[Web page and app entries]
☆ ☆ ☆ ☆

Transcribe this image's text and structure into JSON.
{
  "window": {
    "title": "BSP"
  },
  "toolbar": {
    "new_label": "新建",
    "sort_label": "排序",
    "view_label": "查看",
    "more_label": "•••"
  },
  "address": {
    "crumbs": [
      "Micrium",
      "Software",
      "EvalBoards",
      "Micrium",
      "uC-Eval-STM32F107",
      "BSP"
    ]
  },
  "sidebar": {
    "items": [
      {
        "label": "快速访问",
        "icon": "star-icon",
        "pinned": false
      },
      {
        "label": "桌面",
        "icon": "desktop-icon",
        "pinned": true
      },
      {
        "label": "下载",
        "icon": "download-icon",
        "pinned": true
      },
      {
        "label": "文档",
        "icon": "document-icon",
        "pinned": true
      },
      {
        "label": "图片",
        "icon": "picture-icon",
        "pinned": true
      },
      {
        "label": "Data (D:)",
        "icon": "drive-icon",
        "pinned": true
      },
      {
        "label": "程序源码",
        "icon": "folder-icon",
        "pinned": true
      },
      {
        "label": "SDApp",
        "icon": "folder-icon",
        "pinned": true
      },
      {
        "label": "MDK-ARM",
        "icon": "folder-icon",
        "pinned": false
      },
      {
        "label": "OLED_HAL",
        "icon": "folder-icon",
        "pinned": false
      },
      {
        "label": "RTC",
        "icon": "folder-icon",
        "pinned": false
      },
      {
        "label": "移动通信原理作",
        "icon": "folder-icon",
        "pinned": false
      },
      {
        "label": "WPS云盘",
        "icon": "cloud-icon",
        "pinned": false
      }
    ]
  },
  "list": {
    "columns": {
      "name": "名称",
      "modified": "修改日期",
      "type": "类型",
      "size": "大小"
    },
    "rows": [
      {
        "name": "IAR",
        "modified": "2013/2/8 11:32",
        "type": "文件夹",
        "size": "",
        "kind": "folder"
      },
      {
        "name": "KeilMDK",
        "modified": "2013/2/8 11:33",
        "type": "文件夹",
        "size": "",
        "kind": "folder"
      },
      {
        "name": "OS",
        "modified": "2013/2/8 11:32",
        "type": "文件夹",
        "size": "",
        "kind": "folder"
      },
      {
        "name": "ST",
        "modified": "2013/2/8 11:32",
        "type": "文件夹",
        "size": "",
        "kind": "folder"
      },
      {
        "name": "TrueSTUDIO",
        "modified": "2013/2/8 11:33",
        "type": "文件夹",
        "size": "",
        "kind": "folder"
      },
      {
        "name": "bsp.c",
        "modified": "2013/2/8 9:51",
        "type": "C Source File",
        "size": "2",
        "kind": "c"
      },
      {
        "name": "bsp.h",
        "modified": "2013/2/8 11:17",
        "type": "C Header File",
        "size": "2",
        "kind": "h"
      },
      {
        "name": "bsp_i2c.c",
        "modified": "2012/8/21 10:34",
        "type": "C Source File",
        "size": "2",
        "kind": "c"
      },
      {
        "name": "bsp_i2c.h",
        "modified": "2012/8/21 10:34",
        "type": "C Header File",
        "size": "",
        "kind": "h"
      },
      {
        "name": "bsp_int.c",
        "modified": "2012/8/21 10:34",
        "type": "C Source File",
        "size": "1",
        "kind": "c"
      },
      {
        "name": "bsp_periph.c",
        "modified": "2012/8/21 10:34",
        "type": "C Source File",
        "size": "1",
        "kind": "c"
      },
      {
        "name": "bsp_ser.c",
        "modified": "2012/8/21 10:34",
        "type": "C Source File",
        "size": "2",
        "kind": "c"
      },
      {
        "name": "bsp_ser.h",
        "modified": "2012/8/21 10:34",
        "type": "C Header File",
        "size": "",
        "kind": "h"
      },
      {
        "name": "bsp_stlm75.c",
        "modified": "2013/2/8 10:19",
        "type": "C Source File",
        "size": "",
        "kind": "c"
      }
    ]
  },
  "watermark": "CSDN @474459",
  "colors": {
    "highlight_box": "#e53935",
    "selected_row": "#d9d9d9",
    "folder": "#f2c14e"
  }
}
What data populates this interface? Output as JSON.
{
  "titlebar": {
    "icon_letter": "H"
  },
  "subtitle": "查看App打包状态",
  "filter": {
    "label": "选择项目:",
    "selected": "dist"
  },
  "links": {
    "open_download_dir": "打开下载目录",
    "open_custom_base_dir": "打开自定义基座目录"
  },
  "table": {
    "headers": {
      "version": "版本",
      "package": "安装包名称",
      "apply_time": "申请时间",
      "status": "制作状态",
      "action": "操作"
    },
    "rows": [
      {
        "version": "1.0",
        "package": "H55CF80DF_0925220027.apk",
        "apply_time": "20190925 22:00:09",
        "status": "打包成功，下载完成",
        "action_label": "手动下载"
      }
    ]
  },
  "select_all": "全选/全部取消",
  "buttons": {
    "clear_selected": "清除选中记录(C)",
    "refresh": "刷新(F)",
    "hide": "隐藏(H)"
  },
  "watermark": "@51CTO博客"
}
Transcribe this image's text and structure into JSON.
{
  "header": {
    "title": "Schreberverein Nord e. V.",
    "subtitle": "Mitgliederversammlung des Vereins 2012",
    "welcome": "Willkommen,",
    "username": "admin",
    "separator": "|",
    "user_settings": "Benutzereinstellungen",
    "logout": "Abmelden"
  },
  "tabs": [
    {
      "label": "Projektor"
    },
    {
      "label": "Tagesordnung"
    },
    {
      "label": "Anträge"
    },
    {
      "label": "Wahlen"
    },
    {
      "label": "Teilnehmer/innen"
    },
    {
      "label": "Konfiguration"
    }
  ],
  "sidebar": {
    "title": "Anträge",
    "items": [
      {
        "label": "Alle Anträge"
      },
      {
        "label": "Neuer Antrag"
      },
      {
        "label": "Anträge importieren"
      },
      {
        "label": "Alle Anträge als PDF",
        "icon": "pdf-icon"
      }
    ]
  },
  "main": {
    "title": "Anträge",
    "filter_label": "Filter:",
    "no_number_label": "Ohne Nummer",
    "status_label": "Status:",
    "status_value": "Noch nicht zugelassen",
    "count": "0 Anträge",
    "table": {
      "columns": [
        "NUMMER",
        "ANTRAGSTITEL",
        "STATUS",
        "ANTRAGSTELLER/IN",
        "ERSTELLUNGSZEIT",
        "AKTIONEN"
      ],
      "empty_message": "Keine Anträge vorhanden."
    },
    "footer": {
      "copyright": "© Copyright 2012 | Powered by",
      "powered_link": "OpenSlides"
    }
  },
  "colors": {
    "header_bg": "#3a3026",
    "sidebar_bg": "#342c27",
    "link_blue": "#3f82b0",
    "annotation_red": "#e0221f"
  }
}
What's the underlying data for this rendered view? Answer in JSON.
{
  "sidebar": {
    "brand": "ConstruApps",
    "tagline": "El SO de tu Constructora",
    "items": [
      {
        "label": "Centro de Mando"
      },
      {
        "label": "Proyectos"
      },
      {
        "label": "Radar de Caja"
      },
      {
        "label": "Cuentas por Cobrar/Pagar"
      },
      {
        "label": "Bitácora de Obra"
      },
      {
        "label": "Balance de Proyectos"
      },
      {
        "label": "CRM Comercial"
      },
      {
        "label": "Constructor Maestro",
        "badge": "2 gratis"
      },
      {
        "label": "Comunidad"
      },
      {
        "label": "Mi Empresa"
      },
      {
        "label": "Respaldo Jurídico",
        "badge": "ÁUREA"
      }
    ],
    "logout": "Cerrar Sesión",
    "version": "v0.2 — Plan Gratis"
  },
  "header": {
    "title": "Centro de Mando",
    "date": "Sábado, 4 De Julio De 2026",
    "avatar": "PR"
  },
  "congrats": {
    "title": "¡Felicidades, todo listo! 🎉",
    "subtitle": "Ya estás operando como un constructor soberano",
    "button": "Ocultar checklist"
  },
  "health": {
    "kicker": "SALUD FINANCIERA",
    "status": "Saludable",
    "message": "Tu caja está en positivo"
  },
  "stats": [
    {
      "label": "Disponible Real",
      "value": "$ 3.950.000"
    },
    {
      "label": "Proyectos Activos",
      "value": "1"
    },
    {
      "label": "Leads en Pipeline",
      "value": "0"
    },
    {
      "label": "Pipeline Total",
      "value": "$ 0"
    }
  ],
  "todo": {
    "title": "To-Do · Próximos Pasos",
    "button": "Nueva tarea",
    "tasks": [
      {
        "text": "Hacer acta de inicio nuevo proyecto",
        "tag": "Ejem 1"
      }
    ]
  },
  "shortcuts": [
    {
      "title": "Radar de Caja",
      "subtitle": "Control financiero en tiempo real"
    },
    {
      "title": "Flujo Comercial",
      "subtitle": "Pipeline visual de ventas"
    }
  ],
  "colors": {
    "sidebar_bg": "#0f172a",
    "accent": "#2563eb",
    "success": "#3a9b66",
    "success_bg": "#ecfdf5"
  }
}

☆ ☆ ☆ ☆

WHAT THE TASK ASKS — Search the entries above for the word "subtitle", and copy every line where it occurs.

EXPECTED ANSWER —
  "subtitle": "查看App打包状态",
    "subtitle": "Mitgliederversammlung des Vereins 2012",
    "subtitle": "Ya estás operando como un constructor soberano",
      "subtitle": "Control financiero en tiempo real"
      "subtitle": "Pipeline visual de ventas"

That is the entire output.